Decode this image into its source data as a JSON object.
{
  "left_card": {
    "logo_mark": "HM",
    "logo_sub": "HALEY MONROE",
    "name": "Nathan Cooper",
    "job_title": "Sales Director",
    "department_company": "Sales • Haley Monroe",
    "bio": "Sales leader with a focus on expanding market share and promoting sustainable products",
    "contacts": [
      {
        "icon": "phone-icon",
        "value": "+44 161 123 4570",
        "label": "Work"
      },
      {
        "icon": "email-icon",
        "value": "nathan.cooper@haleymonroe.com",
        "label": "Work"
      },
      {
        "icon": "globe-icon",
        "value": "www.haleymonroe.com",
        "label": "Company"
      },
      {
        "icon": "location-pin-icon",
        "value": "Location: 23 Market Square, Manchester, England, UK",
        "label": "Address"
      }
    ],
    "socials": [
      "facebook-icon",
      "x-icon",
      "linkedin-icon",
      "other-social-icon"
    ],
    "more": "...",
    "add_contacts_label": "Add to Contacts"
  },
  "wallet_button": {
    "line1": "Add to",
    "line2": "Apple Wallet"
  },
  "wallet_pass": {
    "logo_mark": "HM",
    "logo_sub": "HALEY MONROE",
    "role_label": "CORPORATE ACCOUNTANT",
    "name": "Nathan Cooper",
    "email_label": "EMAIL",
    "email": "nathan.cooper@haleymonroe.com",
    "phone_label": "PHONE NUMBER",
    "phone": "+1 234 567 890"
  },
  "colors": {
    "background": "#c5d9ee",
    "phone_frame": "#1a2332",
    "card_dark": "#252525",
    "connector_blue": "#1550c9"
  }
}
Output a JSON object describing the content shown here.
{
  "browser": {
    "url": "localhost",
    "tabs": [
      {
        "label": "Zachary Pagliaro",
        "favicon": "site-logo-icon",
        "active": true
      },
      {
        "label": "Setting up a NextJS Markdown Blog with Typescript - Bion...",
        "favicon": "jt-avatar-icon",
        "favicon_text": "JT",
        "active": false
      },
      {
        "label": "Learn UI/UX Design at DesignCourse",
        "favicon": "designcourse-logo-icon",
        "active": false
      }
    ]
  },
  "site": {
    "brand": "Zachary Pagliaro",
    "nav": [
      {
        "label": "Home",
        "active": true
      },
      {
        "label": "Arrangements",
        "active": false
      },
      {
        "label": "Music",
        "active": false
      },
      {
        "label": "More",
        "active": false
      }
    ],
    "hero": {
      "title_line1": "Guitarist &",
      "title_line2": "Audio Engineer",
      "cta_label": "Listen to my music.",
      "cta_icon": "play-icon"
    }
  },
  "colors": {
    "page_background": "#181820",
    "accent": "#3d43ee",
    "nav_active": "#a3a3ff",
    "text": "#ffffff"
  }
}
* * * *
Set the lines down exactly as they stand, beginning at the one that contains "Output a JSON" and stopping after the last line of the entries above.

● Response to the task
Output a JSON object describing the content shown here.
{
  "browser": {
    "url": "localhost",
    "tabs": [
      {
        "label": "Zachary Pagliaro",
        "favicon": "site-logo-icon",
        "active": true
      },
      {
        "label": "Setting up a NextJS Markdown Blog with Typescript - Bion...",
        "favicon": "jt-avatar-icon",
        "favicon_text": "JT",
        "active": false
      },
      {
        "label": "Learn UI/UX Design at DesignCourse",
        "favicon": "designcourse-logo-icon",
        "active": false
      }
    ]
  },
  "site": {
    "brand": "Zachary Pagliaro",
    "nav": [
      {
        "label": "Home",
        "active": true
      },
      {
        "label": "Arrangements",
        "active": false
      },
      {
        "label": "Music",
        "active": false
      },
      {
        "label": "More",
        "active": false
      }
    ],
    "hero": {
      "title_line1": "Guitarist &",
      "title_line2": "Audio Engineer",
      "cta_label": "Listen to my music.",
      "cta_icon": "play-icon"
    }
  },
  "colors": {
    "page_background": "#181820",
    "accent": "#3d43ee",
    "nav_active": "#a3a3ff",
    "text": "#ffffff"
  }
}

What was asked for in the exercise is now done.